Activity: The entries are to be output word for word, with the pictures omitted.
####
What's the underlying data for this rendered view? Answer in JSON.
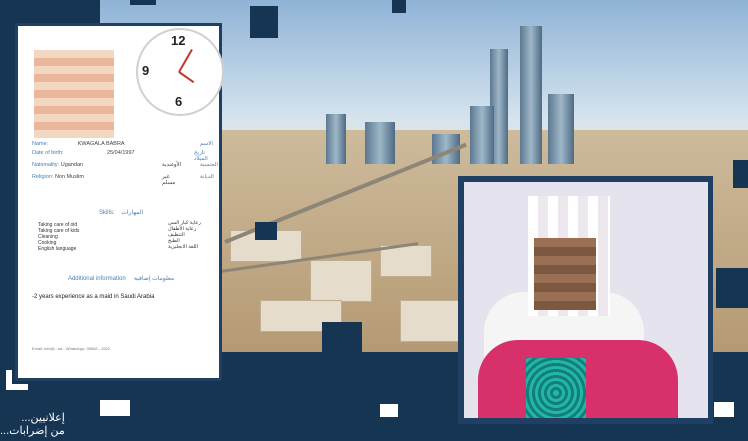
{
  "cv": {
    "fields": [
      {
        "label": "Name:",
        "value": "KWAGALA BABRA",
        "ar_label": "الاسم"
      },
      {
        "label": "Date of birth:",
        "value": "25/04/1997",
        "ar_label": "تاريخ الميلاد"
      },
      {
        "label": "Nationality:",
        "value": "Ugandan",
        "ar_value": "الأوغندية",
        "ar_label": "الجنسية"
      },
      {
        "label": "Religion:",
        "value": "Non Muslim",
        "ar_value": "غير مسلم",
        "ar_label": "الديانة"
      }
    ],
    "skills_title": "Skills:",
    "skills_title_ar": "المهارات",
    "skills": [
      "Taking care of old",
      "Taking care of kids",
      "Cleaning",
      "Cooking",
      "English language"
    ],
    "skills_ar": [
      "رعاية كبار السن",
      "رعاية الأطفال",
      "التنظيف",
      "الطبخ",
      "اللغة الانجليزية"
    ],
    "additional_title": "Additional information",
    "additional_title_ar": "معلومات إضافية",
    "additional_text": "-2 years experience as a maid in Saudi Arabia",
    "footer": "Email: info@...sa  -  WhatsApp: 05962...1922"
  },
  "clock_numbers": [
    "12",
    "9",
    "6"
  ],
  "caption": {
    "line1": "إعلانيين...",
    "line2": "من إضرابات..."
  },
  "colors": {
    "navy": "#163552",
    "frame": "#1f3f63",
    "accent_blue": "#4a7fb4"
  }
}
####
Output for this task:
What's the underlying data for this rendered view? Answer in JSON.
{
  "cv": {
    "fields": [
      {
        "label": "Name:",
        "value": "KWAGALA BABRA",
        "ar_label": "الاسم"
      },
      {
        "label": "Date of birth:",
        "value": "25/04/1997",
        "ar_label": "تاريخ الميلاد"
      },
      {
        "label": "Nationality:",
        "value": "Ugandan",
        "ar_value": "الأوغندية",
        "ar_label": "الجنسية"
      },
      {
        "label": "Religion:",
        "value": "Non Muslim",
        "ar_value": "غير مسلم",
        "ar_label": "الديانة"
      }
    ],
    "skills_title": "Skills:",
    "skills_title_ar": "المهارات",
    "skills": [
      "Taking care of old",
      "Taking care of kids",
      "Cleaning",
      "Cooking",
      "English language"
    ],
    "skills_ar": [
      "رعاية كبار السن",
      "رعاية الأطفال",
      "التنظيف",
      "الطبخ",
      "اللغة الانجليزية"
    ],
    "additional_title": "Additional information",
    "additional_title_ar": "معلومات إضافية",
    "additional_text": "-2 years experience as a maid in Saudi Arabia",
    "footer": "Email: info@...sa  -  WhatsApp: 05962...1922"
  },
  "clock_numbers": [
    "12",
    "9",
    "6"
  ],
  "caption": {
    "line1": "إعلانيين...",
    "line2": "من إضرابات..."
  },
  "colors": {
    "navy": "#163552",
    "frame": "#1f3f63",
    "accent_blue": "#4a7fb4"
  }
}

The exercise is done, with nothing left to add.